___ MATERIALS PROVIDED ___
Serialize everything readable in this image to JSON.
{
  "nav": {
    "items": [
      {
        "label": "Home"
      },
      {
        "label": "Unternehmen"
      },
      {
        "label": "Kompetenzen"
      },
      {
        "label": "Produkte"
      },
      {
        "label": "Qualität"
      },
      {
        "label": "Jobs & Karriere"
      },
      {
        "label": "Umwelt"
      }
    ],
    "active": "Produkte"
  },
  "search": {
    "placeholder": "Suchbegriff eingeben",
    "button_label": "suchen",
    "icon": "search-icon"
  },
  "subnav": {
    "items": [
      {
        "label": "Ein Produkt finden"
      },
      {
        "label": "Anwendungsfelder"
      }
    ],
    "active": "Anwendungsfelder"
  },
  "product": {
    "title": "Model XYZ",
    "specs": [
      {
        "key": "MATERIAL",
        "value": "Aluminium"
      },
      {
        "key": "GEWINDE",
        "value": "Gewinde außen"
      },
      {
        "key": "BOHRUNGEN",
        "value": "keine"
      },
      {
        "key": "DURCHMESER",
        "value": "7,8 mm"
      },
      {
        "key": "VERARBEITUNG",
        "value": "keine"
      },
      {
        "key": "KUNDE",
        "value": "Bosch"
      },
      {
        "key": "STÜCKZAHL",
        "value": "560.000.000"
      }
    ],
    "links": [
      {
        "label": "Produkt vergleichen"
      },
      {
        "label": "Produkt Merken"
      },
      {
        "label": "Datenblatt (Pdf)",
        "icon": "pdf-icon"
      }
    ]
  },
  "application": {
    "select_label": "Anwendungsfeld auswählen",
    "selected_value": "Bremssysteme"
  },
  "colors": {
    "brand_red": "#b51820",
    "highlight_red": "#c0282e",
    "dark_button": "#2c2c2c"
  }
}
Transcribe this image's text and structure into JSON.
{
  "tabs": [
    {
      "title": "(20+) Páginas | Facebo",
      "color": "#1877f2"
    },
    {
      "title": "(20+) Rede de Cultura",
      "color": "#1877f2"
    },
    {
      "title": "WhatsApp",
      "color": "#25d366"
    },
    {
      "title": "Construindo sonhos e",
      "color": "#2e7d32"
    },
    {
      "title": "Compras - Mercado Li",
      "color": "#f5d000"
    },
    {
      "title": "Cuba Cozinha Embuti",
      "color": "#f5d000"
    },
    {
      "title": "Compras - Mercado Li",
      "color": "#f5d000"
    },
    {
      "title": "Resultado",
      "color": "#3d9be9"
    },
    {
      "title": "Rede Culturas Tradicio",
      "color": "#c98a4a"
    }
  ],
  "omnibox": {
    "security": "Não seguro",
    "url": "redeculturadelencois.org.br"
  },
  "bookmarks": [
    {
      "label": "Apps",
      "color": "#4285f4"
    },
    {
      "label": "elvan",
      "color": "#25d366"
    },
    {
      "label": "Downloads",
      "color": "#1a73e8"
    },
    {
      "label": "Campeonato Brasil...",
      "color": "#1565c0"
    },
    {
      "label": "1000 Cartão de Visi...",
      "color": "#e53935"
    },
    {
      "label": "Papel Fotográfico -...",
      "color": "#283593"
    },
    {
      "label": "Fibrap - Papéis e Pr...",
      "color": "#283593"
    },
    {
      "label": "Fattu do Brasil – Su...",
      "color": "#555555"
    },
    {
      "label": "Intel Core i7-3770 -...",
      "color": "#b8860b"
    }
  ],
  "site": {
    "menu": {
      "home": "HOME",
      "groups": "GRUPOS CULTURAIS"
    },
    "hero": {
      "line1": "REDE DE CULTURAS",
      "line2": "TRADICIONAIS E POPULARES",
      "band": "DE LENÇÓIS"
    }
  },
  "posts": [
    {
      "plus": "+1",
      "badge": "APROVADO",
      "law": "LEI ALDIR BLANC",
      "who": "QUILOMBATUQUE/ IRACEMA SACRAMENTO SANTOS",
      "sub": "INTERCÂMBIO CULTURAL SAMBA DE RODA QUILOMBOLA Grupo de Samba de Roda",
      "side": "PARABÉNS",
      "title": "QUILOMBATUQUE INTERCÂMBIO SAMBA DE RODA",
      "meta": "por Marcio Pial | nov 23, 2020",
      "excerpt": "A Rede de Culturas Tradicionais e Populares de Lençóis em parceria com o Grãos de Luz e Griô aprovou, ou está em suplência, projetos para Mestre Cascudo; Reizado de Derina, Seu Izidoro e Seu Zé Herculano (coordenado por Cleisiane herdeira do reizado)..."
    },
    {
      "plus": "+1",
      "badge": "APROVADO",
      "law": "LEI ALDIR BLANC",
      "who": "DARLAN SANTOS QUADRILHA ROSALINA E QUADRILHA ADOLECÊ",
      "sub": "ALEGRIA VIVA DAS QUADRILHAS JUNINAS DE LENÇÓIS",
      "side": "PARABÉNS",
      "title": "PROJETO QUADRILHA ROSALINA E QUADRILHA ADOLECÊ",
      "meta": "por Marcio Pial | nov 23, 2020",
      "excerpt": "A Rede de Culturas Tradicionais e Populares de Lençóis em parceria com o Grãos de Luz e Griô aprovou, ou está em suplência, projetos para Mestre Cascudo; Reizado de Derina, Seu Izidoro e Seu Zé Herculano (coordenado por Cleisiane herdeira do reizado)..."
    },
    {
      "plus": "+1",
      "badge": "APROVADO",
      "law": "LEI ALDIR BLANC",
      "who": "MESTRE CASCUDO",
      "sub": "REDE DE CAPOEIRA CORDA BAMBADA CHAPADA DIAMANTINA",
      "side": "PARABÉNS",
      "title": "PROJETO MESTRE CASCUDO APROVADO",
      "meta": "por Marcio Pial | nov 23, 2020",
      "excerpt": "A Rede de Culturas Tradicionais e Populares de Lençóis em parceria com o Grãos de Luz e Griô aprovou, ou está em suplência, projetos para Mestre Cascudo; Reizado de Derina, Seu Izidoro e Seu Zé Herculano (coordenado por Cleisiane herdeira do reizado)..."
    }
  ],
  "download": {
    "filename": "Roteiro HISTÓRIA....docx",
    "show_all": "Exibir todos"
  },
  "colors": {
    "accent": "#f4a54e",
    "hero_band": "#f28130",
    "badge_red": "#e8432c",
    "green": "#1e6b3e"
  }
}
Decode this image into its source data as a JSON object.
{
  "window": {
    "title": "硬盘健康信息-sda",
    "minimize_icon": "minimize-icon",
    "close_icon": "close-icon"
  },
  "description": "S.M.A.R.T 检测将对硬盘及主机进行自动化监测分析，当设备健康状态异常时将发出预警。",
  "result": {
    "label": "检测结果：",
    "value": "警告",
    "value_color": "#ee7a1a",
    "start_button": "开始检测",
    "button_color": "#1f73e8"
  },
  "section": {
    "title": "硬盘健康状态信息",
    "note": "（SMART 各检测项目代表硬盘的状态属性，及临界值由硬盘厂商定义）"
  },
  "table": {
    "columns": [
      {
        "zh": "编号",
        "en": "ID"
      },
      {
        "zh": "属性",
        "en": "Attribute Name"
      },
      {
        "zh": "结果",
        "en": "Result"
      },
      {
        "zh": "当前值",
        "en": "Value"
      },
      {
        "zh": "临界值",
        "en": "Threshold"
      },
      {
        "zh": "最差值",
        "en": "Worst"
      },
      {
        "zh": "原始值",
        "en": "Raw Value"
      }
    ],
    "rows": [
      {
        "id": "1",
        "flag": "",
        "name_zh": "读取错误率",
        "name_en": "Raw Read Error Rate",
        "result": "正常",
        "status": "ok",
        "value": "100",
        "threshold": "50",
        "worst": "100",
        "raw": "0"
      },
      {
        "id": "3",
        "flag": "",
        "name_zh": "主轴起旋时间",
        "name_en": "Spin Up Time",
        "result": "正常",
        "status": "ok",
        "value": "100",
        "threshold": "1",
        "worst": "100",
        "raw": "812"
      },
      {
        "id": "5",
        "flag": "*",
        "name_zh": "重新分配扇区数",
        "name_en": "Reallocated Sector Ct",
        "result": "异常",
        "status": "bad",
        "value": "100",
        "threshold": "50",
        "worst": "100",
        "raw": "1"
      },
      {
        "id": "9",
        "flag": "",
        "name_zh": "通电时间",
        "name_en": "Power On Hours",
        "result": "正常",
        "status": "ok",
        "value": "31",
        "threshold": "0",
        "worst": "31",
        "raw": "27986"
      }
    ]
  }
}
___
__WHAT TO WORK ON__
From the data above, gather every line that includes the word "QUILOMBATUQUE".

__RESULT__
      "who": "QUILOMBATUQUE/ IRACEMA SACRAMENTO SANTOS",
      "title": "QUILOMBATUQUE INTERCÂMBIO SAMBA DE RODA",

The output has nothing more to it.